INPUT –
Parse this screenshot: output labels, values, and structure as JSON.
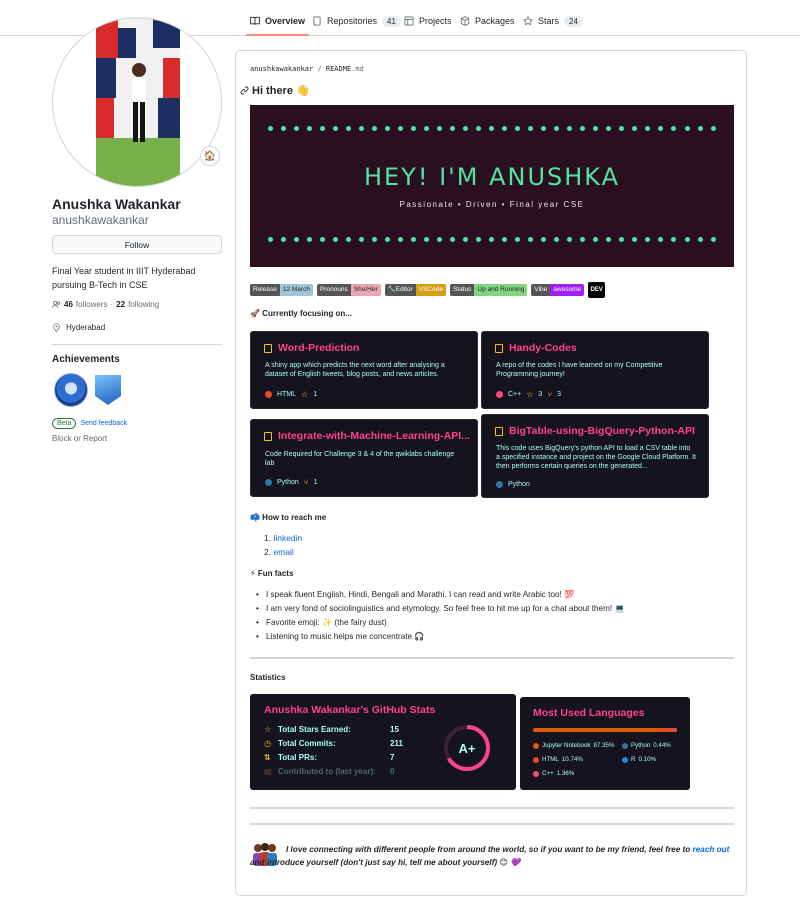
{
  "tabs": [
    {
      "label": "Overview",
      "count": null,
      "icon": "book-icon"
    },
    {
      "label": "Repositories",
      "count": "41",
      "icon": "repo-icon"
    },
    {
      "label": "Projects",
      "count": null,
      "icon": "table-icon"
    },
    {
      "label": "Packages",
      "count": null,
      "icon": "package-icon"
    },
    {
      "label": "Stars",
      "count": "24",
      "icon": "star-icon"
    }
  ],
  "profile": {
    "full_name": "Anushka Wakankar",
    "username": "anushkawakankar",
    "follow_label": "Follow",
    "bio": "Final Year student in IIIT Hyderabad pursuing B-Tech in CSE",
    "followers_count": "46",
    "followers_label": "followers",
    "following_count": "22",
    "following_label": "following",
    "location": "Hyderabad",
    "status_emoji": "🏠"
  },
  "achievements": {
    "title": "Achievements",
    "beta_label": "Beta",
    "feedback_label": "Send feedback",
    "block_label": "Block or Report"
  },
  "readme": {
    "owner": "anushkawakankar",
    "file": "README",
    "ext": ".md",
    "greeting": "Hi there 👋",
    "banner_title": "HEY! I'M ANUSHKA",
    "banner_subtitle": "Passionate • Driven • Final year CSE",
    "shields": [
      {
        "left": "Release",
        "right": "12 March",
        "color": "#9fc6d6"
      },
      {
        "left": "Pronouns",
        "right": "She/Her",
        "color": "#e9a7b3"
      },
      {
        "left": "🔧Editor",
        "right": "VSCode",
        "color": "#d4a017"
      },
      {
        "left": "Status",
        "right": "Up and Running",
        "color": "#7fd67f"
      },
      {
        "left": "Vibe",
        "right": "awesome",
        "color": "#a020f0"
      }
    ],
    "dev_badge": "DEV",
    "focus_heading": "🚀 Currently focusing on...",
    "cards": [
      {
        "title": "Word-Prediction",
        "desc": "A shiny app which predicts the next word after analysing a dataset of English tweets, blog posts, and news articles.",
        "lang": "HTML",
        "lang_color": "#e34c26",
        "stars": "1",
        "forks": ""
      },
      {
        "title": "Handy-Codes",
        "desc": "A repo of the codes I have learned on my Competitive Programming journey!",
        "lang": "C++",
        "lang_color": "#f34b7d",
        "stars": "3",
        "forks": "3"
      },
      {
        "title": "Integrate-with-Machine-Learning-API...",
        "desc": "Code Required for Challenge 3 & 4 of the qwiklabs challenge lab",
        "lang": "Python",
        "lang_color": "#3572A5",
        "stars": "",
        "forks": "1"
      },
      {
        "title": "BigTable-using-BigQuery-Python-API",
        "desc": "This code uses BigQuery's python API to load a CSV table into a specified instance and project on the Google Cloud Platform. It then performs certain queries on the generated...",
        "lang": "Python",
        "lang_color": "#3572A5",
        "stars": "",
        "forks": ""
      }
    ],
    "reach_heading": "📫 How to reach me",
    "reach_links": [
      "linkedin",
      "email"
    ],
    "facts_heading": "⚡ Fun facts",
    "facts": [
      "I speak fluent English, Hindi, Bengali and Marathi. I can read and write Arabic too! 💯",
      "I am very fond of sociolinguistics and etymology. So feel free to hit me up for a chat about them! 💻",
      "Favorite emoji: ✨ (the fairy dust)",
      "Listening to music helps me concentrate 🎧"
    ],
    "stats_heading": "Statistics",
    "stats": {
      "title": "Anushka Wakankar's GitHub Stats",
      "rows": [
        {
          "label": "Total Stars Earned:",
          "value": "15",
          "icon": "star-icon"
        },
        {
          "label": "Total Commits:",
          "value": "211",
          "icon": "clock-icon"
        },
        {
          "label": "Total PRs:",
          "value": "7",
          "icon": "pr-icon"
        },
        {
          "label": "Contributed to (last year):",
          "value": "0",
          "icon": "repo-icon"
        }
      ],
      "grade": "A+"
    },
    "languages": {
      "title": "Most Used Languages",
      "items": [
        {
          "name": "Jupyter Notebook",
          "pct": "87.35%",
          "color": "#DA5B0B"
        },
        {
          "name": "Python",
          "pct": "0.44%",
          "color": "#3572A5"
        },
        {
          "name": "HTML",
          "pct": "10.74%",
          "color": "#e34c26"
        },
        {
          "name": "R",
          "pct": "0.10%",
          "color": "#198CE7"
        },
        {
          "name": "C++",
          "pct": "1.36%",
          "color": "#f34b7d"
        }
      ]
    },
    "closing_text_1": "I love connecting with different people from around the world, so if you want to be my friend, feel free to ",
    "closing_link": "reach out",
    "closing_text_2": "and introduce yourself (don't just say hi, tell me about yourself) 😊 💜"
  }
}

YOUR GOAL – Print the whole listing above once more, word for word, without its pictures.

RESULT OF THE EXERCISE –
Parse this screenshot: output labels, values, and structure as JSON.
{
  "tabs": [
    {
      "label": "Overview",
      "count": null,
      "icon": "book-icon"
    },
    {
      "label": "Repositories",
      "count": "41",
      "icon": "repo-icon"
    },
    {
      "label": "Projects",
      "count": null,
      "icon": "table-icon"
    },
    {
      "label": "Packages",
      "count": null,
      "icon": "package-icon"
    },
    {
      "label": "Stars",
      "count": "24",
      "icon": "star-icon"
    }
  ],
  "profile": {
    "full_name": "Anushka Wakankar",
    "username": "anushkawakankar",
    "follow_label": "Follow",
    "bio": "Final Year student in IIIT Hyderabad pursuing B-Tech in CSE",
    "followers_count": "46",
    "followers_label": "followers",
    "following_count": "22",
    "following_label": "following",
    "location": "Hyderabad",
    "status_emoji": "🏠"
  },
  "achievements": {
    "title": "Achievements",
    "beta_label": "Beta",
    "feedback_label": "Send feedback",
    "block_label": "Block or Report"
  },
  "readme": {
    "owner": "anushkawakankar",
    "file": "README",
    "ext": ".md",
    "greeting": "Hi there 👋",
    "banner_title": "HEY! I'M ANUSHKA",
    "banner_subtitle": "Passionate • Driven • Final year CSE",
    "shields": [
      {
        "left": "Release",
        "right": "12 March",
        "color": "#9fc6d6"
      },
      {
        "left": "Pronouns",
        "right": "She/Her",
        "color": "#e9a7b3"
      },
      {
        "left": "🔧Editor",
        "right": "VSCode",
        "color": "#d4a017"
      },
      {
        "left": "Status",
        "right": "Up and Running",
        "color": "#7fd67f"
      },
      {
        "left": "Vibe",
        "right": "awesome",
        "color": "#a020f0"
      }
    ],
    "dev_badge": "DEV",
    "focus_heading": "🚀 Currently focusing on...",
    "cards": [
      {
        "title": "Word-Prediction",
        "desc": "A shiny app which predicts the next word after analysing a dataset of English tweets, blog posts, and news articles.",
        "lang": "HTML",
        "lang_color": "#e34c26",
        "stars": "1",
        "forks": ""
      },
      {
        "title": "Handy-Codes",
        "desc": "A repo of the codes I have learned on my Competitive Programming journey!",
        "lang": "C++",
        "lang_color": "#f34b7d",
        "stars": "3",
        "forks": "3"
      },
      {
        "title": "Integrate-with-Machine-Learning-API...",
        "desc": "Code Required for Challenge 3 & 4 of the qwiklabs challenge lab",
        "lang": "Python",
        "lang_color": "#3572A5",
        "stars": "",
        "forks": "1"
      },
      {
        "title": "BigTable-using-BigQuery-Python-API",
        "desc": "This code uses BigQuery's python API to load a CSV table into a specified instance and project on the Google Cloud Platform. It then performs certain queries on the generated...",
        "lang": "Python",
        "lang_color": "#3572A5",
        "stars": "",
        "forks": ""
      }
    ],
    "reach_heading": "📫 How to reach me",
    "reach_links": [
      "linkedin",
      "email"
    ],
    "facts_heading": "⚡ Fun facts",
    "facts": [
      "I speak fluent English, Hindi, Bengali and Marathi. I can read and write Arabic too! 💯",
      "I am very fond of sociolinguistics and etymology. So feel free to hit me up for a chat about them! 💻",
      "Favorite emoji: ✨ (the fairy dust)",
      "Listening to music helps me concentrate 🎧"
    ],
    "stats_heading": "Statistics",
    "stats": {
      "title": "Anushka Wakankar's GitHub Stats",
      "rows": [
        {
          "label": "Total Stars Earned:",
          "value": "15",
          "icon": "star-icon"
        },
        {
          "label": "Total Commits:",
          "value": "211",
          "icon": "clock-icon"
        },
        {
          "label": "Total PRs:",
          "value": "7",
          "icon": "pr-icon"
        },
        {
          "label": "Contributed to (last year):",
          "value": "0",
          "icon": "repo-icon"
        }
      ],
      "grade": "A+"
    },
    "languages": {
      "title": "Most Used Languages",
      "items": [
        {
          "name": "Jupyter Notebook",
          "pct": "87.35%",
          "color": "#DA5B0B"
        },
        {
          "name": "Python",
          "pct": "0.44%",
          "color": "#3572A5"
        },
        {
          "name": "HTML",
          "pct": "10.74%",
          "color": "#e34c26"
        },
        {
          "name": "R",
          "pct": "0.10%",
          "color": "#198CE7"
        },
        {
          "name": "C++",
          "pct": "1.36%",
          "color": "#f34b7d"
        }
      ]
    },
    "closing_text_1": "I love connecting with different people from around the world, so if you want to be my friend, feel free to ",
    "closing_link": "reach out",
    "closing_text_2": "and introduce yourself (don't just say hi, tell me about yourself) 😊 💜"
  }
}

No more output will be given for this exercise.